:: ABOUT THIS TASK ::
Your task is to copy every line of the entries that holds the word "幅運賃制度".

Excerpts from an interface dataset:

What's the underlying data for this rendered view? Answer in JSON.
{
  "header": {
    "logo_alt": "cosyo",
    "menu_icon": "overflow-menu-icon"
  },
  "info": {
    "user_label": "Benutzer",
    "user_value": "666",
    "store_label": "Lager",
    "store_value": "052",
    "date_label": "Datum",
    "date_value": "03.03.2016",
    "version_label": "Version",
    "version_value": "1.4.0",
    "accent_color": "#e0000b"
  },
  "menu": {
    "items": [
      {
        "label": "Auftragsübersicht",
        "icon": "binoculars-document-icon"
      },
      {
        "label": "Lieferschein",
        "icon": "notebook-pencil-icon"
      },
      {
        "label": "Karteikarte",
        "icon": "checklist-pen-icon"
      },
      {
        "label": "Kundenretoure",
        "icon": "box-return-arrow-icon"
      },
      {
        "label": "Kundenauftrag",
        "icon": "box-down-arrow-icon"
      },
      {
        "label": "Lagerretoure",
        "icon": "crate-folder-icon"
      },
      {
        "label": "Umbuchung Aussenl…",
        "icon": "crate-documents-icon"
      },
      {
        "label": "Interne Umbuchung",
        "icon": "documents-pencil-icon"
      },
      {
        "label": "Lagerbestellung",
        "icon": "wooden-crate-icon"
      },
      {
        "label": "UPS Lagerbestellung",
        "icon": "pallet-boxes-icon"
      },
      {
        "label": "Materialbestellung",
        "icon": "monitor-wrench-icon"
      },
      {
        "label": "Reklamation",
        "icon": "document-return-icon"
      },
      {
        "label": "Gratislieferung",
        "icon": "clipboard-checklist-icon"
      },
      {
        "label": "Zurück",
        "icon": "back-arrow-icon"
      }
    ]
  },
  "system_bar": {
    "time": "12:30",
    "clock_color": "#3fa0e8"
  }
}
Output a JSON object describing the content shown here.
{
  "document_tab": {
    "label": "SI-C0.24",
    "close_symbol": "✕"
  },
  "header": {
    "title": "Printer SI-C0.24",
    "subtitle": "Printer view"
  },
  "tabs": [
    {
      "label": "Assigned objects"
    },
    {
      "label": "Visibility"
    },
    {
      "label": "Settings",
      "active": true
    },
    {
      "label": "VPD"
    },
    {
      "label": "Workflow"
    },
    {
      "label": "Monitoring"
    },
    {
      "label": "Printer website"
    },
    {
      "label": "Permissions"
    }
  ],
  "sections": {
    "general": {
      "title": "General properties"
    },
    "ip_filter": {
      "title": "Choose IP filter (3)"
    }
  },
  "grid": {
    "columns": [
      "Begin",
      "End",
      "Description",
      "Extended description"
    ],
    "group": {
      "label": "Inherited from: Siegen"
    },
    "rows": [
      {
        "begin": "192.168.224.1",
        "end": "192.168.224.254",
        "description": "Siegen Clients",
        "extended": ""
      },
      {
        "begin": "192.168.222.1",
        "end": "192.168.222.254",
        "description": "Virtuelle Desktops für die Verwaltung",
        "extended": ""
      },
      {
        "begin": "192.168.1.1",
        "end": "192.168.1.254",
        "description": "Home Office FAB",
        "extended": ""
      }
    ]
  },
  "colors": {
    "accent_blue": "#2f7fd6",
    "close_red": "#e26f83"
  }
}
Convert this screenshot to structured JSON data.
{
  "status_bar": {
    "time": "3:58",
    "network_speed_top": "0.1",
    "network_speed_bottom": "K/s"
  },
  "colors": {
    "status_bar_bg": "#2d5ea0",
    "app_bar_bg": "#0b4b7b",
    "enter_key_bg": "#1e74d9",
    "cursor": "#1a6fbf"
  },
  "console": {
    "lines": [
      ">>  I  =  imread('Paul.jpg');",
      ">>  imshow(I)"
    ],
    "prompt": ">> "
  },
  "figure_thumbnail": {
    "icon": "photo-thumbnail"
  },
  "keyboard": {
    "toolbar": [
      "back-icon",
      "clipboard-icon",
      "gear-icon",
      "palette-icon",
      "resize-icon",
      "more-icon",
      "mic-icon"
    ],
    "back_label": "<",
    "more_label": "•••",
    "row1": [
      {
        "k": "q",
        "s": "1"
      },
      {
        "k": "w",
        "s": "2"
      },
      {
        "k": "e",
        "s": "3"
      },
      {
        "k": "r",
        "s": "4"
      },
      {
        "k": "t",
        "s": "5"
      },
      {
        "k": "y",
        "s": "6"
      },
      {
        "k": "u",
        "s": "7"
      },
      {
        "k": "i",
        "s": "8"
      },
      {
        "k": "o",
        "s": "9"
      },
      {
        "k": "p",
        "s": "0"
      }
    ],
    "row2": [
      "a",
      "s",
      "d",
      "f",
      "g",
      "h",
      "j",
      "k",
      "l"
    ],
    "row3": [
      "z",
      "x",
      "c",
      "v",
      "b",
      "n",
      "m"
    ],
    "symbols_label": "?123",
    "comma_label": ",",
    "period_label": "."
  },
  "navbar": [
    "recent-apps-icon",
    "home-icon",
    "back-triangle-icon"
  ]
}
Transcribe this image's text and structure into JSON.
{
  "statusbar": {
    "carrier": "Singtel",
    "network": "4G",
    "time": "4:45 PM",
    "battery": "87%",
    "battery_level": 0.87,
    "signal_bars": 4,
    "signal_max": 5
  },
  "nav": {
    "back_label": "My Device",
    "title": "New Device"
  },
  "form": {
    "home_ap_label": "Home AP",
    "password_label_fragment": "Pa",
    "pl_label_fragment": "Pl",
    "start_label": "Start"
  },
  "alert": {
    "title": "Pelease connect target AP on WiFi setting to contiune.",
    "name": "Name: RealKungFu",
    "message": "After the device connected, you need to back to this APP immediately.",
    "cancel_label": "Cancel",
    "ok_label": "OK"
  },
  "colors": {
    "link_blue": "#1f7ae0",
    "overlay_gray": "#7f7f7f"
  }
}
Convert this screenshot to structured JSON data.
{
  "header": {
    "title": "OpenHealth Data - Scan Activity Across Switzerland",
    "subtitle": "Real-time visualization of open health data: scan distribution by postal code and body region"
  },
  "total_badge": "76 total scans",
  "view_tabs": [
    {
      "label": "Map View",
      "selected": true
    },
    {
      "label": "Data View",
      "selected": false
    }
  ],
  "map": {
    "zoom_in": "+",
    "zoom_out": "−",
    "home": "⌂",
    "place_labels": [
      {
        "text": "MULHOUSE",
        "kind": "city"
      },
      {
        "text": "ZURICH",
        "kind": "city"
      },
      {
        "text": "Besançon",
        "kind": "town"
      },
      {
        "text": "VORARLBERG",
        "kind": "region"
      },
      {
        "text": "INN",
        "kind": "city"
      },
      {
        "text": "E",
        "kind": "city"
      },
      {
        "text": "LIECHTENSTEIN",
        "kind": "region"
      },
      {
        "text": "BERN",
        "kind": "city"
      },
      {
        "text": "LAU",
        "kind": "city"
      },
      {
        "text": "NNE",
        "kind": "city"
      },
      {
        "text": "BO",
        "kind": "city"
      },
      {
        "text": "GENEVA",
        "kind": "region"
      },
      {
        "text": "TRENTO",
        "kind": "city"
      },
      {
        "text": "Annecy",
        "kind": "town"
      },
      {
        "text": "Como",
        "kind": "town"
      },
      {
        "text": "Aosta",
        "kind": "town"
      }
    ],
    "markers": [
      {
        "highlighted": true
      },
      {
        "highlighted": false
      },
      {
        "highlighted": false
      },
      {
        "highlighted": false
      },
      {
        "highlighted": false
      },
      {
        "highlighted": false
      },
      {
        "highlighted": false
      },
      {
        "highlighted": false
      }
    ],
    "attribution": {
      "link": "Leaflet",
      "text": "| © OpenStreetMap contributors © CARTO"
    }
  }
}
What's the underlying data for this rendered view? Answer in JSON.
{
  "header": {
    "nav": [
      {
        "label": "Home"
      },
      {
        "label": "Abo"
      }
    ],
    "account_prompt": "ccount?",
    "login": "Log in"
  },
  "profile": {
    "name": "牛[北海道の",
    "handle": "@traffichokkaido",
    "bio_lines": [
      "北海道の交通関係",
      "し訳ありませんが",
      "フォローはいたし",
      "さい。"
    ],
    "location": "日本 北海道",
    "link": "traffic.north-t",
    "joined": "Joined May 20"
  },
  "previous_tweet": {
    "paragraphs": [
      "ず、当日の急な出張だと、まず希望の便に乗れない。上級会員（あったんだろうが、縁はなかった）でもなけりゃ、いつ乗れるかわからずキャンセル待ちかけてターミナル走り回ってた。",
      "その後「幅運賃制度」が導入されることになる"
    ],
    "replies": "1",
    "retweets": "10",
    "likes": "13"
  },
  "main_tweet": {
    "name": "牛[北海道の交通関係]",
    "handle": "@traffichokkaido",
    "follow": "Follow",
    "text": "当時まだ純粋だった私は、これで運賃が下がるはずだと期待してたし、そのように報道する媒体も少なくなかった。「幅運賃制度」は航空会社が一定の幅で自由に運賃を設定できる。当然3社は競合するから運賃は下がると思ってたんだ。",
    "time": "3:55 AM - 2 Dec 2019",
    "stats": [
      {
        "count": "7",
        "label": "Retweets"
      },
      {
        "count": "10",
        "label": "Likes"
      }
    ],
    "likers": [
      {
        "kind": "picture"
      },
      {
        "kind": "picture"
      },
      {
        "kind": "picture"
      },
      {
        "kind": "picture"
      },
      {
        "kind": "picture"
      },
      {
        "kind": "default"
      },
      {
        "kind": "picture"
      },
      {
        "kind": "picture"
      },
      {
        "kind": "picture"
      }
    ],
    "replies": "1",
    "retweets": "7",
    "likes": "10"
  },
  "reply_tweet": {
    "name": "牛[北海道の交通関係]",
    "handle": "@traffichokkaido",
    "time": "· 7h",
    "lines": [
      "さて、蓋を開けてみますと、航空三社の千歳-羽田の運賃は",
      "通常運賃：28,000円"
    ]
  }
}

:: WRITTEN SOLUTION ::
      "その後「幅運賃制度」が導入されることになる"
    "text": "当時まだ純粋だった私は、これで運賃が下がるはずだと期待してたし、そのように報道する媒体も少なくなかった。「幅運賃制度」は航空会社が一定の幅で自由に運賃を設定できる。当然3社は競合するから運賃は下がると思ってたんだ。",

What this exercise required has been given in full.